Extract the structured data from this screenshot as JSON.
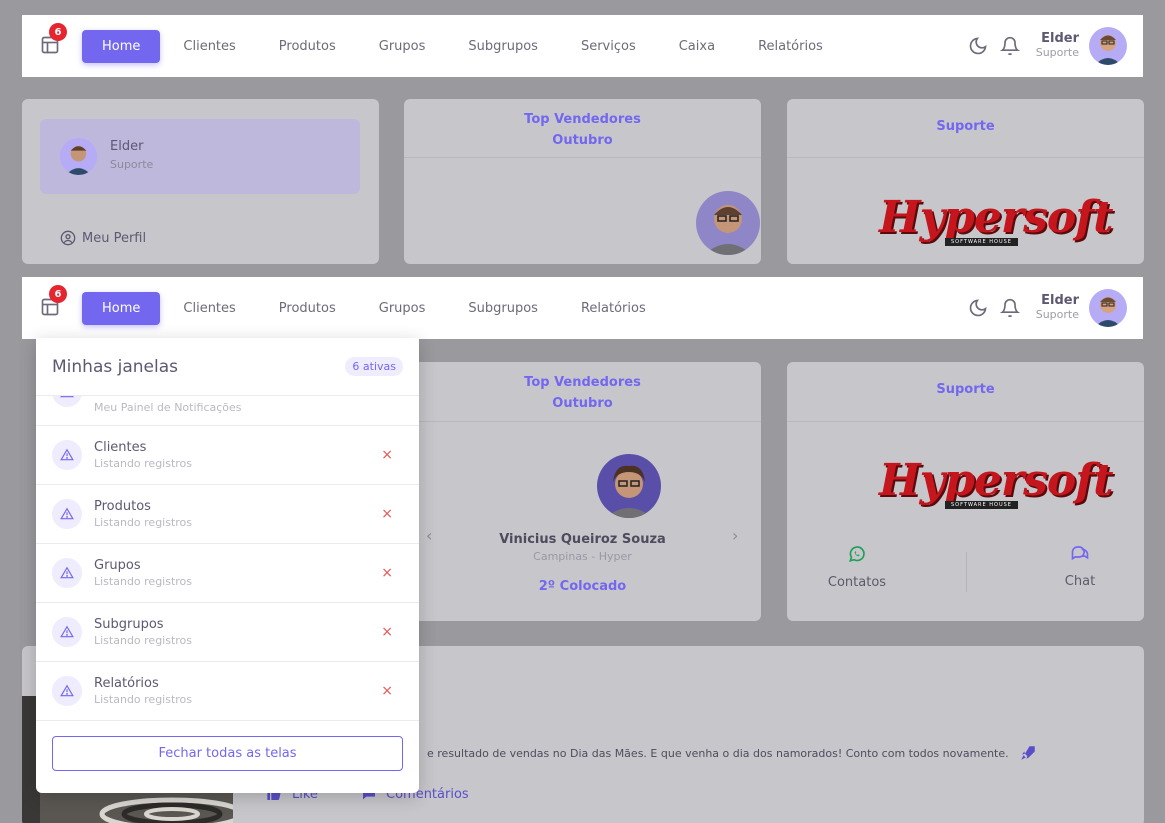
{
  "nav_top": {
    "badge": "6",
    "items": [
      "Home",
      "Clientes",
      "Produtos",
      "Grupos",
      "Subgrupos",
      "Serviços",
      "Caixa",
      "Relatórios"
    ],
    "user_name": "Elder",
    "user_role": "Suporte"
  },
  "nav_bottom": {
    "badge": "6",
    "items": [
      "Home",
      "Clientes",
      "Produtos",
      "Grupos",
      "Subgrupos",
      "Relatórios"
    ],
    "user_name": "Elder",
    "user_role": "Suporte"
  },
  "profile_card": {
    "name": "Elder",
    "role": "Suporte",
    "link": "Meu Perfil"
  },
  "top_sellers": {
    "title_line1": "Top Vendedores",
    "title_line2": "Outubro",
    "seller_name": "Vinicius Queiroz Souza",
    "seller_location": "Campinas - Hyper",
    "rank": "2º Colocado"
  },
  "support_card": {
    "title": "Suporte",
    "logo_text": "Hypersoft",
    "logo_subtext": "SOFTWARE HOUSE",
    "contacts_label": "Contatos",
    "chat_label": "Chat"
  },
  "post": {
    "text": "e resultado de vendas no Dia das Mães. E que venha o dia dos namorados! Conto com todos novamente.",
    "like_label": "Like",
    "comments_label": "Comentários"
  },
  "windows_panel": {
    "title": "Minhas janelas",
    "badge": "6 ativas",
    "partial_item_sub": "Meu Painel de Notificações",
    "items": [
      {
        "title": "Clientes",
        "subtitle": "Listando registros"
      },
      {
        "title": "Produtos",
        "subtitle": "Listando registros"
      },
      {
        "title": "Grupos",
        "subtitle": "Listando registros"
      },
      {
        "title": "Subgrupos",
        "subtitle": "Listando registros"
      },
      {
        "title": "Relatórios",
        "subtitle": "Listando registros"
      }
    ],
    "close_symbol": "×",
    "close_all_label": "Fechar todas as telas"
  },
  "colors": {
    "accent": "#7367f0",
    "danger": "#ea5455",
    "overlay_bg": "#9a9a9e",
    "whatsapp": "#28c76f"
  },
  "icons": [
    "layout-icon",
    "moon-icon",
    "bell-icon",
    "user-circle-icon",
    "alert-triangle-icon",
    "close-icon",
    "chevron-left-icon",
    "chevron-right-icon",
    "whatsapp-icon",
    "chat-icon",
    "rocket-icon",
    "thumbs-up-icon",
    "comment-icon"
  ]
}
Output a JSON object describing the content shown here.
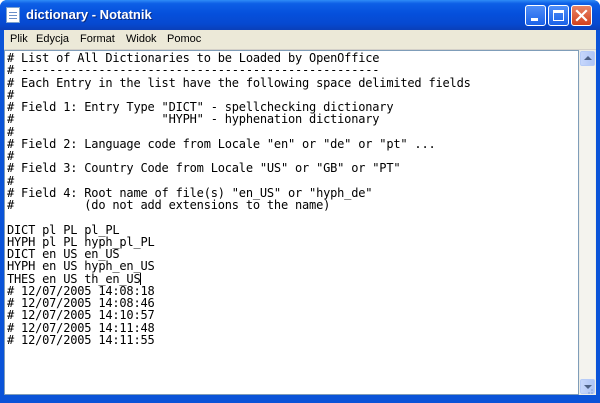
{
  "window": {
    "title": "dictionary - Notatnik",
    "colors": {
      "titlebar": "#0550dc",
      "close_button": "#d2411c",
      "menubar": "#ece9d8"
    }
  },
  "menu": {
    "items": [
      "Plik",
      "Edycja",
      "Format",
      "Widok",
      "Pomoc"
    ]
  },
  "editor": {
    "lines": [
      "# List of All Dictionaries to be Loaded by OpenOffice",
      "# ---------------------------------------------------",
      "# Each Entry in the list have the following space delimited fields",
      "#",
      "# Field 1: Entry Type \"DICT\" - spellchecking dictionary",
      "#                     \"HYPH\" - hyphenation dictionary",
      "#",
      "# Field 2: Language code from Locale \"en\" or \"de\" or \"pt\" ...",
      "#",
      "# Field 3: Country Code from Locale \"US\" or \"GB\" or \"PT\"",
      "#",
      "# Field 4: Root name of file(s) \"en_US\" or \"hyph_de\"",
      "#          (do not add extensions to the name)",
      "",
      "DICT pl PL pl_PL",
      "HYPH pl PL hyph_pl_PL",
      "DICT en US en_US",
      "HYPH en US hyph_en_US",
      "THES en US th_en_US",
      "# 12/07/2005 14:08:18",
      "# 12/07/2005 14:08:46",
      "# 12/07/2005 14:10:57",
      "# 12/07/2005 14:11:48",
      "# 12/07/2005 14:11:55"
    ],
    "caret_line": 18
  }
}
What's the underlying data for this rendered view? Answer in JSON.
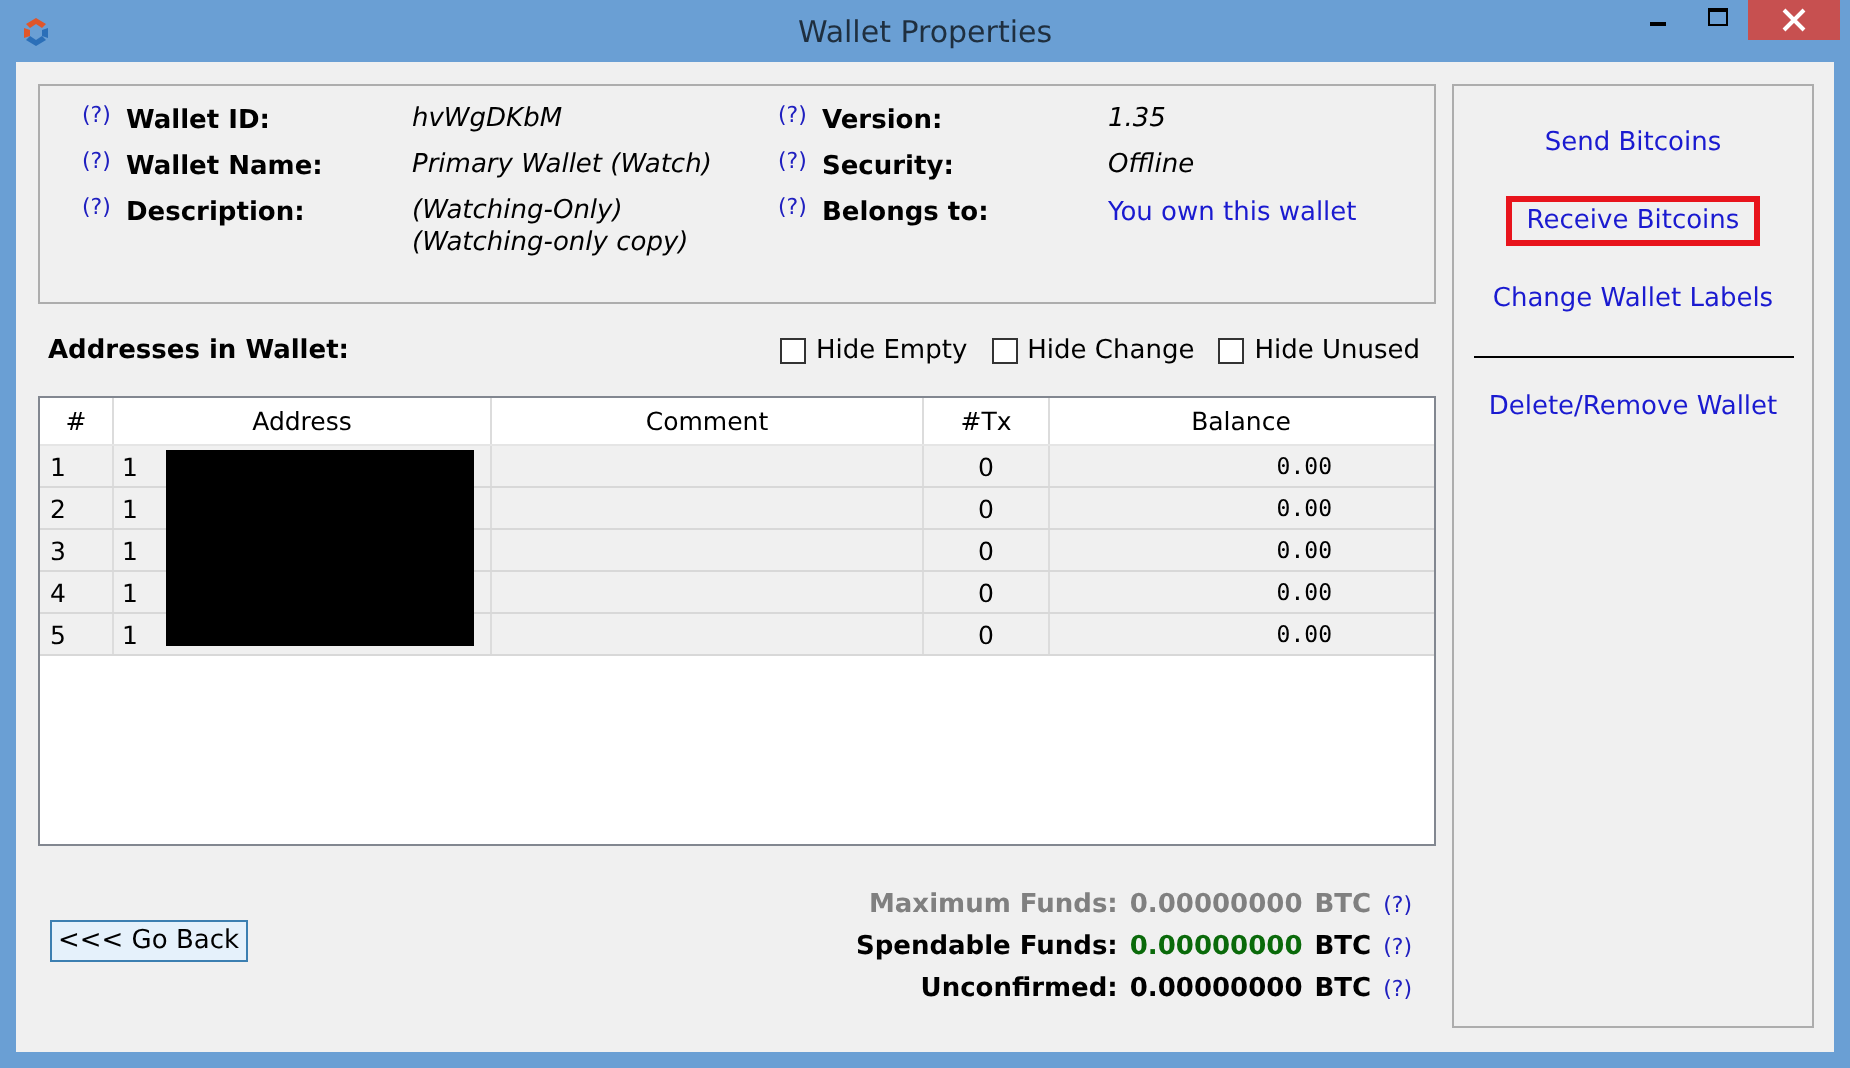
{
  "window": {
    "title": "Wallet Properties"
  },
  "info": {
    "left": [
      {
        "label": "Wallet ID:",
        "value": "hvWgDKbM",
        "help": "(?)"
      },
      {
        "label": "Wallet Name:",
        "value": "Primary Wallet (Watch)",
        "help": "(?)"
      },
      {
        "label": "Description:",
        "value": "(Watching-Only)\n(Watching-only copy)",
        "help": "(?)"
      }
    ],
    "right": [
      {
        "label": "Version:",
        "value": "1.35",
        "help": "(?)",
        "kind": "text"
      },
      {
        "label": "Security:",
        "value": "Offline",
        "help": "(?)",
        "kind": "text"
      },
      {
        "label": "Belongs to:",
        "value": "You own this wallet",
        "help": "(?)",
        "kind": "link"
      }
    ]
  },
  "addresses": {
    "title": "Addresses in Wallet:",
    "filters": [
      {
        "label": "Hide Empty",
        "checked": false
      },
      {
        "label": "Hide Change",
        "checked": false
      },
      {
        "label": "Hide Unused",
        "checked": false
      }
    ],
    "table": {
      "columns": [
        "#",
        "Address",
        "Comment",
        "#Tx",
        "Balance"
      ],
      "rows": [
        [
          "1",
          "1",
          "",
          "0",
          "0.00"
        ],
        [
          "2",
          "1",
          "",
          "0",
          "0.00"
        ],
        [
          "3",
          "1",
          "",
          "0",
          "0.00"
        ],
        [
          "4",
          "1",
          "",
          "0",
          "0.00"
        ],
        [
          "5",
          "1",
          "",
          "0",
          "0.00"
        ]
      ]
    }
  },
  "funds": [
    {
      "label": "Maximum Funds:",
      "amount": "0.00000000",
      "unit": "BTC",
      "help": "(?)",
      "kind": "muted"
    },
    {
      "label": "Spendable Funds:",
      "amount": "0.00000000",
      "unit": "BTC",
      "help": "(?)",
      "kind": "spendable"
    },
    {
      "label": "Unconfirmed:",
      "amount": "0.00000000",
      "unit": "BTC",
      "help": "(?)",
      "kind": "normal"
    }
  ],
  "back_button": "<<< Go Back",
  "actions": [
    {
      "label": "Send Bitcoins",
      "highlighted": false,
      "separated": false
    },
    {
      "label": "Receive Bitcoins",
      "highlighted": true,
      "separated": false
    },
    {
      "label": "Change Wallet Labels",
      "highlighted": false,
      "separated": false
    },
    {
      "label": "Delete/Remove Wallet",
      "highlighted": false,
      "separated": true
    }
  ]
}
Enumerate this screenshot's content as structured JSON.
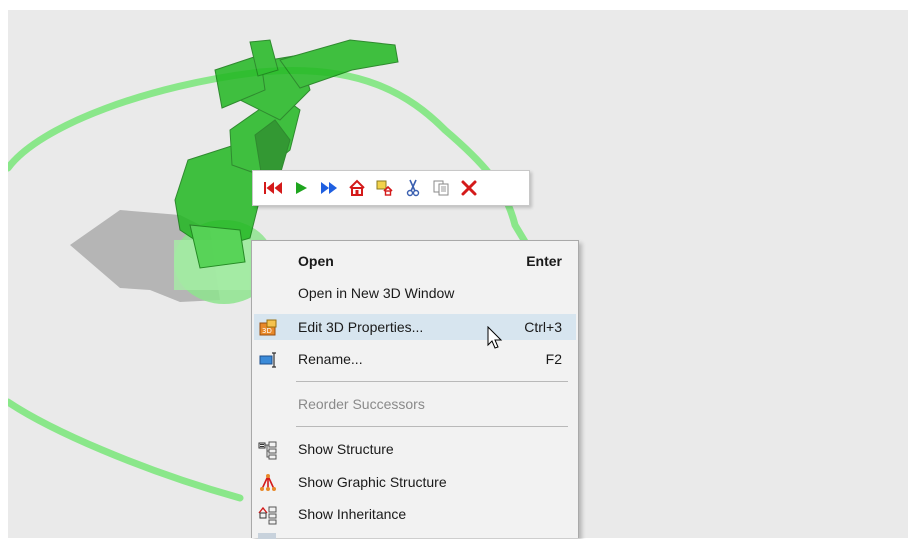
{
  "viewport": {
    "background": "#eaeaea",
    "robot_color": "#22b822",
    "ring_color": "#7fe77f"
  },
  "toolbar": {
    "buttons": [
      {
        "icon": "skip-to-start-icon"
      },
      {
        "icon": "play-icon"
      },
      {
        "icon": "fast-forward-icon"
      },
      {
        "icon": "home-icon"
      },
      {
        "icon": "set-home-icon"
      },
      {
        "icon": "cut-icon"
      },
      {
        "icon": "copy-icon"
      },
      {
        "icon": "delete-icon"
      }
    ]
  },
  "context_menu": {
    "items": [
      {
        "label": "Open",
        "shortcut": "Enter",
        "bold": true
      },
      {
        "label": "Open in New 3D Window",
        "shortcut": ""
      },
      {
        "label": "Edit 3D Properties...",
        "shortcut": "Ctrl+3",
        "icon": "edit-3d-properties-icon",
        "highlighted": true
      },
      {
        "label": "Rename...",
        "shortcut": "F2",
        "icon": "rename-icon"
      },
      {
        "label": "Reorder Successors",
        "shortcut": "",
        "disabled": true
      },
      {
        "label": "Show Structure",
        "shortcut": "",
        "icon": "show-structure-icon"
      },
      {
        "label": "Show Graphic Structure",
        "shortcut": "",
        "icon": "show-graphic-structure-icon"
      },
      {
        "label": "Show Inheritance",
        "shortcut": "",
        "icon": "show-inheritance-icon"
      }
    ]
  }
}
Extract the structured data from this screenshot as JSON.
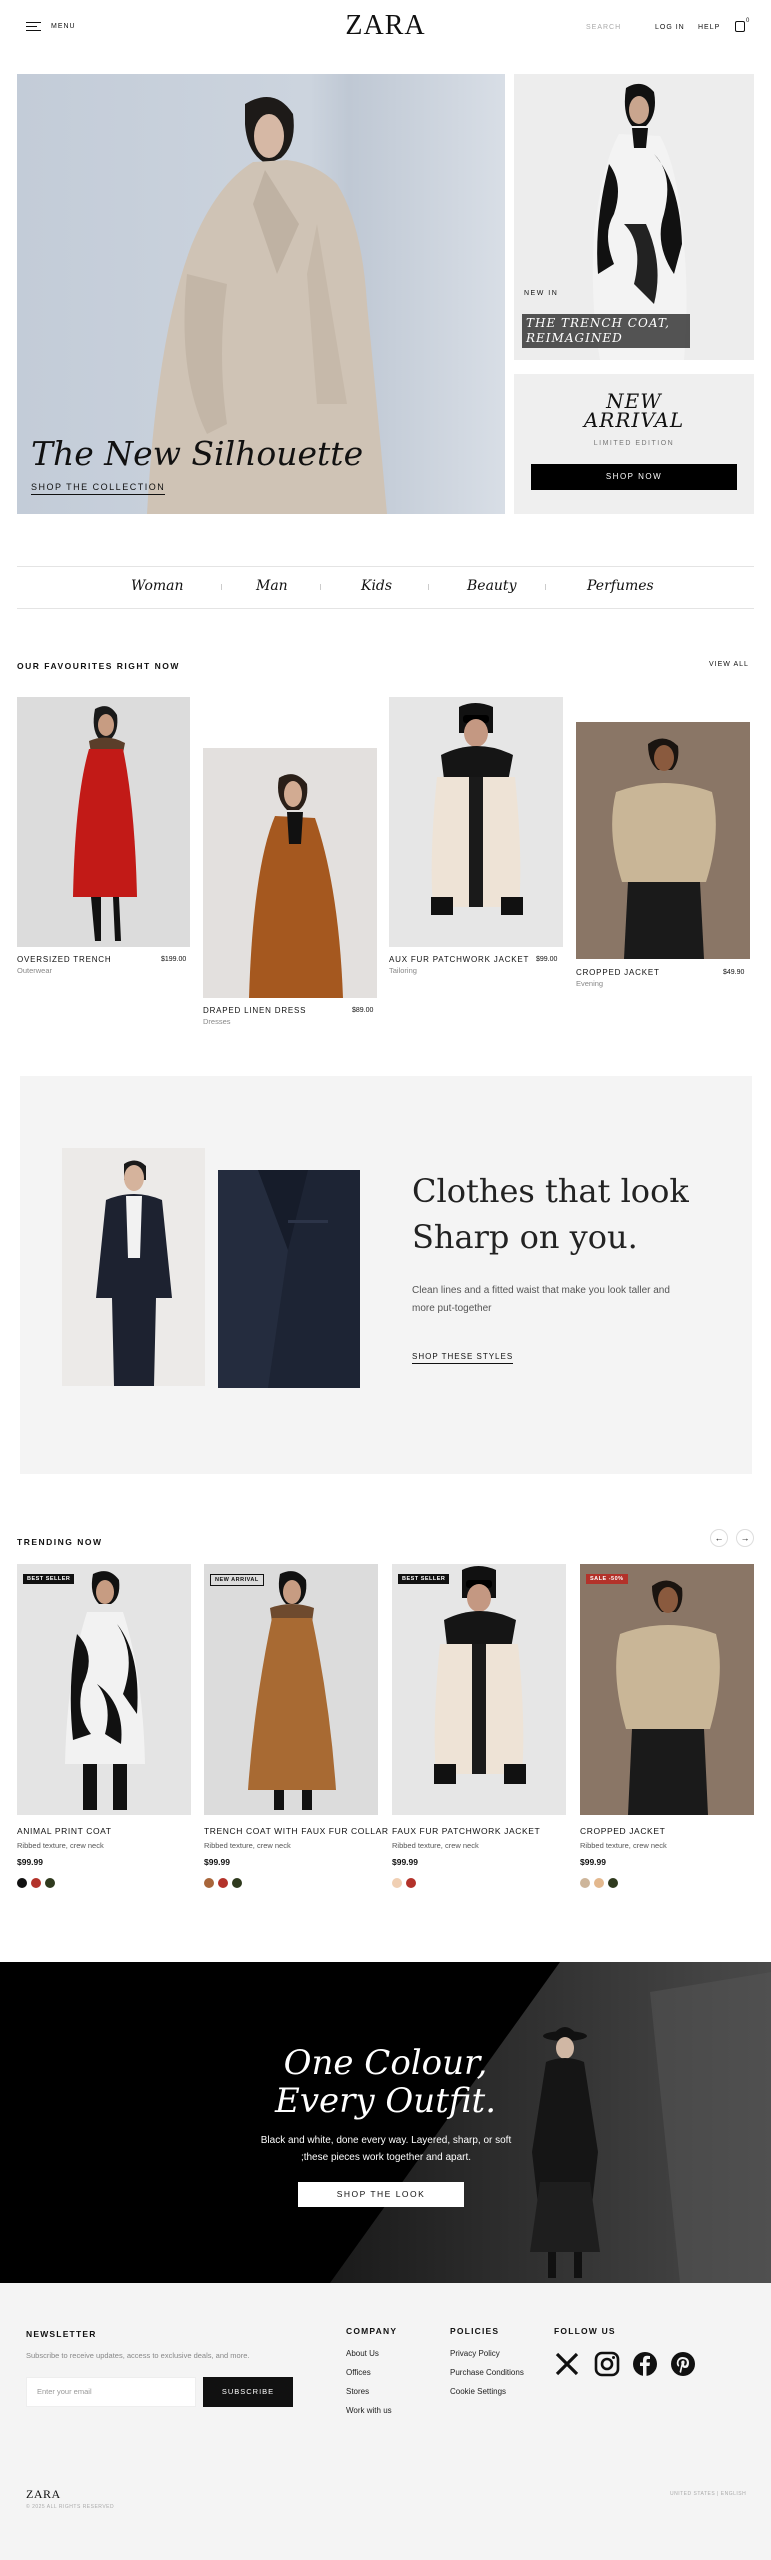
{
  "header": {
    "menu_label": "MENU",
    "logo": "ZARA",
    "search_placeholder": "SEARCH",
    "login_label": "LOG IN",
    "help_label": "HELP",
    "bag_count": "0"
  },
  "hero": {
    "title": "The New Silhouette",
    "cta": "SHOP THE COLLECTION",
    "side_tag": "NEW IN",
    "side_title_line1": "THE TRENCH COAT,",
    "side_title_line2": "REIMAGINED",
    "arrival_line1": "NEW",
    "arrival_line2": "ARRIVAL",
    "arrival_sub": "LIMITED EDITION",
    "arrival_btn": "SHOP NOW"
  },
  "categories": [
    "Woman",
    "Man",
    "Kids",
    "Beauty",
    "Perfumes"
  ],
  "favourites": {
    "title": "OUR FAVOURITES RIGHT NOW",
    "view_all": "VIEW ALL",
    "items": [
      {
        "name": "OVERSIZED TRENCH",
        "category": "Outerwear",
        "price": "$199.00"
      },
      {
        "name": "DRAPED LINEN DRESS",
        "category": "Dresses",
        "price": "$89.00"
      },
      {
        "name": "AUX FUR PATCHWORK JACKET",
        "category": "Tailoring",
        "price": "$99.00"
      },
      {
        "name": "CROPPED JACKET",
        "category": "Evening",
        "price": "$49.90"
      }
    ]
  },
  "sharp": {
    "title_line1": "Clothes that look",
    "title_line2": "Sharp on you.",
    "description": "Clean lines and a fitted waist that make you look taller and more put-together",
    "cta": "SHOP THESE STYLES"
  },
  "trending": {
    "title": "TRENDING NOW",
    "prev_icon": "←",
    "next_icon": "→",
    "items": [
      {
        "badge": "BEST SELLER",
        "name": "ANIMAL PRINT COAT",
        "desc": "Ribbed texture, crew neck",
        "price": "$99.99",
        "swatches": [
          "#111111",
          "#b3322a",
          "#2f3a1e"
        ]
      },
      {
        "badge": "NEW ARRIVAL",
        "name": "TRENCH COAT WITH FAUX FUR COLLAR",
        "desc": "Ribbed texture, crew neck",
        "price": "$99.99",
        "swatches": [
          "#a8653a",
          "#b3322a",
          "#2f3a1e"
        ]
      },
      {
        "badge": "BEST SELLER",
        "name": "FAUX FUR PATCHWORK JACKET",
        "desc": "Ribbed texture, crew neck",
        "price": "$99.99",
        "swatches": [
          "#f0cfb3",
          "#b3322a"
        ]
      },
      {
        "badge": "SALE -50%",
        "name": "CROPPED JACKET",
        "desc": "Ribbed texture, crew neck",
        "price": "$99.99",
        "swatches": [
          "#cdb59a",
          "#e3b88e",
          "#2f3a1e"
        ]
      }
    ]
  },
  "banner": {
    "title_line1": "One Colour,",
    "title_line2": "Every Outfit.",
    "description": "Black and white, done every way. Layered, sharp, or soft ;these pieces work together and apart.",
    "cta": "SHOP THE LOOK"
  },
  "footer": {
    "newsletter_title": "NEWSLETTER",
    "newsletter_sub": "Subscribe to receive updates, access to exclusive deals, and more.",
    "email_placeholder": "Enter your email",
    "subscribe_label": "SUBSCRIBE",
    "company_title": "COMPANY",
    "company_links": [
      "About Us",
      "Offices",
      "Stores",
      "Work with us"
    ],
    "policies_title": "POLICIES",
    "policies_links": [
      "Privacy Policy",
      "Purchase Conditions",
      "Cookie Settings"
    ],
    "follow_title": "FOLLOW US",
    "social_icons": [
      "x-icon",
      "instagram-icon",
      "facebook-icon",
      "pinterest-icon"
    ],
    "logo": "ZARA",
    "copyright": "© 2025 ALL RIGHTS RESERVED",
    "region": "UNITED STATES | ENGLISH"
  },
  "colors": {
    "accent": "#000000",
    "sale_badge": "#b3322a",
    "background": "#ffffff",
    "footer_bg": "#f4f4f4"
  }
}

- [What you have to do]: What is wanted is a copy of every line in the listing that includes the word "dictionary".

- [Answer to this task]:
    "title": "dictionary - Notatnik",
      "# Field 1: Entry Type \"DICT\" - spellchecking dictionary",
      "#                     \"HYPH\" - hyphenation dictionary",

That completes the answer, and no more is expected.